International Affairs


Dr. Manuel Paredes Manrique, Rector of the University of San Marcos, Distinguished faculty members, and students, Friends

I am grateful to you and to the University of San Marcos for the honour being bestowed on me today. The fact that your University is the oldest institution of higher learning in both the Americas make me even more sensible of the honour.

This historic building in which we are gathered today, with its graceful arches and beautiful courtyards, is reminiscent in many ways of the architecture of the Indo-Islamic period of Indian history. Some Peruvian scholars have noted that there are several iconographic motifs in Peru's colonial art that can be singled out as having their earliest origin in India. The aesthetically striking 17th century balconies of Lima and the splendour of some of the colonial palaces and churches evoke in many ways the luxury of Moghul palaces in Agra and Delhi.

There is a special link that India has with Ibero-America. In 1492, Christopher Columbus discovered South America. He believed that the lands he discovered were either parts of Asia or the sub-continent of India itself since his intention was to reach India by sailing westward from Spain. He called the regions he discovered "Las Indias", and the people he encountered there he named "Los Indios". For three to four centuries thereafter the Indian appellation stuck. Even the laws and statutes drawn up for the governing of the new colonies of Spain came to be known as "Derecho Indiano" or Indian Law.

It is in the study of a country like Peru that we realize that the ancient, original inhabitants of these lands were the creators of highly evolved civilizations in the pre-colonial period. The Incas of Peru have fascinated students of history around the world for their great prowess in empire-building and the systematic manner in which they unified the far-flung regions of their empire with solid institutions and a common language. In the study of such ancient American civilizations one finds that they share much in common with the ancient inhabitants of India, including their intimate knowledge of the stellar constellations and some of their social customs. In colonial times, apart from the cultural and social exchanges that took place, the botanical exchange between India and the New World was particularly interesting. Sugarcane, which has played such an important part in the history and economy of Latin America came to Spain from India. In exchange we received the potato, whose original homeis Peru. Spanish Jesuit priests also brought the quinine of the jungles of Peru to India.

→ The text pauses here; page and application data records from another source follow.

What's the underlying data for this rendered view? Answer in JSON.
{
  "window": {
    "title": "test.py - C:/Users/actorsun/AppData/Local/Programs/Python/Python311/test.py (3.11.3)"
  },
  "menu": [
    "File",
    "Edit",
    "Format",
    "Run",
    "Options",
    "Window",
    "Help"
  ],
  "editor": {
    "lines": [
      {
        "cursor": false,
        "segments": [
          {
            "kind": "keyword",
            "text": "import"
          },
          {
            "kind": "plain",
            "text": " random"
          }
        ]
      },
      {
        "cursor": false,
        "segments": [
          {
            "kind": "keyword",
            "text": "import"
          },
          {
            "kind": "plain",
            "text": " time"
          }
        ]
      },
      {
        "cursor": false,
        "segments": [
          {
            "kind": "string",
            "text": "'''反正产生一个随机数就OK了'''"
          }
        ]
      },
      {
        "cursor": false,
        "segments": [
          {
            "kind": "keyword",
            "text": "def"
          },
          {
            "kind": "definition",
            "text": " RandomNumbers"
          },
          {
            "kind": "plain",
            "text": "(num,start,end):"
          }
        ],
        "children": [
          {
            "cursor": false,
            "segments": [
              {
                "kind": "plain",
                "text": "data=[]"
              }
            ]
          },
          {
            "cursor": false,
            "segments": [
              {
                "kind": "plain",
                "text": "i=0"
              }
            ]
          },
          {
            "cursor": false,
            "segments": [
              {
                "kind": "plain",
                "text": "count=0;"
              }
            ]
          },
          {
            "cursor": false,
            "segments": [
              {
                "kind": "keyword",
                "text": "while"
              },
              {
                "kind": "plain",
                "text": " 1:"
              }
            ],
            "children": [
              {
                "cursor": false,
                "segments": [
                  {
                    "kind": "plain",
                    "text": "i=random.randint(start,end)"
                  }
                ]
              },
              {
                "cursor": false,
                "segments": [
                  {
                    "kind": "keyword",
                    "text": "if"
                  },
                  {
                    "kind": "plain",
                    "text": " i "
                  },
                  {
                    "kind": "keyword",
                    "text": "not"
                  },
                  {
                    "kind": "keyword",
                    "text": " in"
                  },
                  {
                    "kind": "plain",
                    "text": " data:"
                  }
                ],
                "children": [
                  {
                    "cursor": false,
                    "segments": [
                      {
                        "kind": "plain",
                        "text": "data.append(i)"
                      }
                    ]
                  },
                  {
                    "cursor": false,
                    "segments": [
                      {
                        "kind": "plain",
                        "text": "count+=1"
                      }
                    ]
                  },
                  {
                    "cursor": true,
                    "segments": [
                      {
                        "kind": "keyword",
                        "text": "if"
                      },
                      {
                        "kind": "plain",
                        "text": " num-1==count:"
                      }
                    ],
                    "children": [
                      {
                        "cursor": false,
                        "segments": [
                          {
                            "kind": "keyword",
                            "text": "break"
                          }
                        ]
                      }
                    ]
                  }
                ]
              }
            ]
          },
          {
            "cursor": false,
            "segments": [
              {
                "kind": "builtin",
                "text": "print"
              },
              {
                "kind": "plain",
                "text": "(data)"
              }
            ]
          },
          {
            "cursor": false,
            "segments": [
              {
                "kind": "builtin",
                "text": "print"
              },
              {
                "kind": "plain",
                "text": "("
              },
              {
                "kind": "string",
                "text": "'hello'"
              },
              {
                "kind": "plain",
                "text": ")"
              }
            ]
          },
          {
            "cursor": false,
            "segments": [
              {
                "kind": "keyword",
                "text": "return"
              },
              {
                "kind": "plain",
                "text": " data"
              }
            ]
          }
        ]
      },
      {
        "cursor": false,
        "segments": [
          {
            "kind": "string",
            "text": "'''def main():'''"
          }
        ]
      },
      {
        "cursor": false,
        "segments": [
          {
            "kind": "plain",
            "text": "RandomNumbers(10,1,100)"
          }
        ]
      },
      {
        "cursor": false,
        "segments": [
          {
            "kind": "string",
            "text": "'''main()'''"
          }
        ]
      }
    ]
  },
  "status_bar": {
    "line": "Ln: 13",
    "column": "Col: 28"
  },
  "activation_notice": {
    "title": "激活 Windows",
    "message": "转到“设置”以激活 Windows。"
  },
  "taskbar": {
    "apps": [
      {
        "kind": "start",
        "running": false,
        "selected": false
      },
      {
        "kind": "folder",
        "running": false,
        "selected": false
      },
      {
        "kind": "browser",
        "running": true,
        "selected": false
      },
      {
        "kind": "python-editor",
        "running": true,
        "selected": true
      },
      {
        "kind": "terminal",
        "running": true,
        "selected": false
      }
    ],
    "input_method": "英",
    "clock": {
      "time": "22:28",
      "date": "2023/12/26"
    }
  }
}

Today, the possibilities of interaction between our two parts of the world have multiplied in a manner unimagined in the past. My young friends who are students at your University can access up-to-date information on India on the Internet. The power of the human mind has enabled us to reach out across the oceans traversed by our forefathers in methods of instant communication. India and Peru are thus engaged in a new voyage of discovery with dimensions as important as the historic voyage of Columbus. Today, this new voyage is building a new arc of friendship between us. And we do so in a new age of democracy, freedom and equality, putting the inequities of the colonial age behind us.

I come to this time honoured institution as the representative of a country whose traditions have always accorded the highest value to knowledge and learning. The Father of the Indian Nation, Mahatma Gandhi, believed deeply in the ancient Indian aphorism, "Sa Vidya Ya Vimuktaya" - education is that which liberates. He said that education and knowledge should include all training that is useful for the service of mankind. Another great Indian, Rabindranath Tagore wrote, "The great use of education is not merely to collect facts, but to know man." And he wanted through education to lift man from his parochial moorings to the international plane by transforming him into the universal man.

In developing countries such as ours, education is a powerful instrument for development. The task of education is to inculcate a respect for democracy, freedom, human rights and social justice for every man, woman and child. Education must also develop our human resources in the fields of health, help in the empowerment of women and also enable our young citizens to face the challenges of the global market place.

At the time of our independence, less than 20 per cent of our people were enumerated as literate. Mindful of the importance of education as a fundamental input to development, we have spread literacy and education at every level. We have consolidated efforts at the grassroots level to promote literacy which we hope will further jump from the current level of 52 per cent to a substantially higher target. Already our National Literacy Mission aims at imparting literacy to an additional 100 million people by 1999. This will further bolster our programme to attain higher levels of excellence. Impressive strides made in the promotion of higher education have been testified by the fact that country now has 207 universities. 6.4 million students are beneficiaries of the educational facilities provided at the vast network of colleges and universities. Apart from our own people, nearly 10000 students from abroad are also studying in these higher centres of learning. I hope that in the future we will see increasing exchanges between the faculties of universities and also our students. Through such exchanges, we can face the tasks and challenges of national development with greater knowledge and confidence. Our rich cultural traditions will also be helpful in providing a special meaning and content to this interaction.

Although I have been in your country for a brief while, I am already deeply moved by the spontaneous affection and affinity for India that I see on the faces of your people and in the warm welcome that my wife and I have been accorded everywhere we have gone. Let us work together to strengthen the foundations of the friendship and understanding between our two countries by intensifying our knowledge about each other so that coming generations of Indians and Peruvians may mutually benefit from this important enterprise.

Thank you

Jai Hind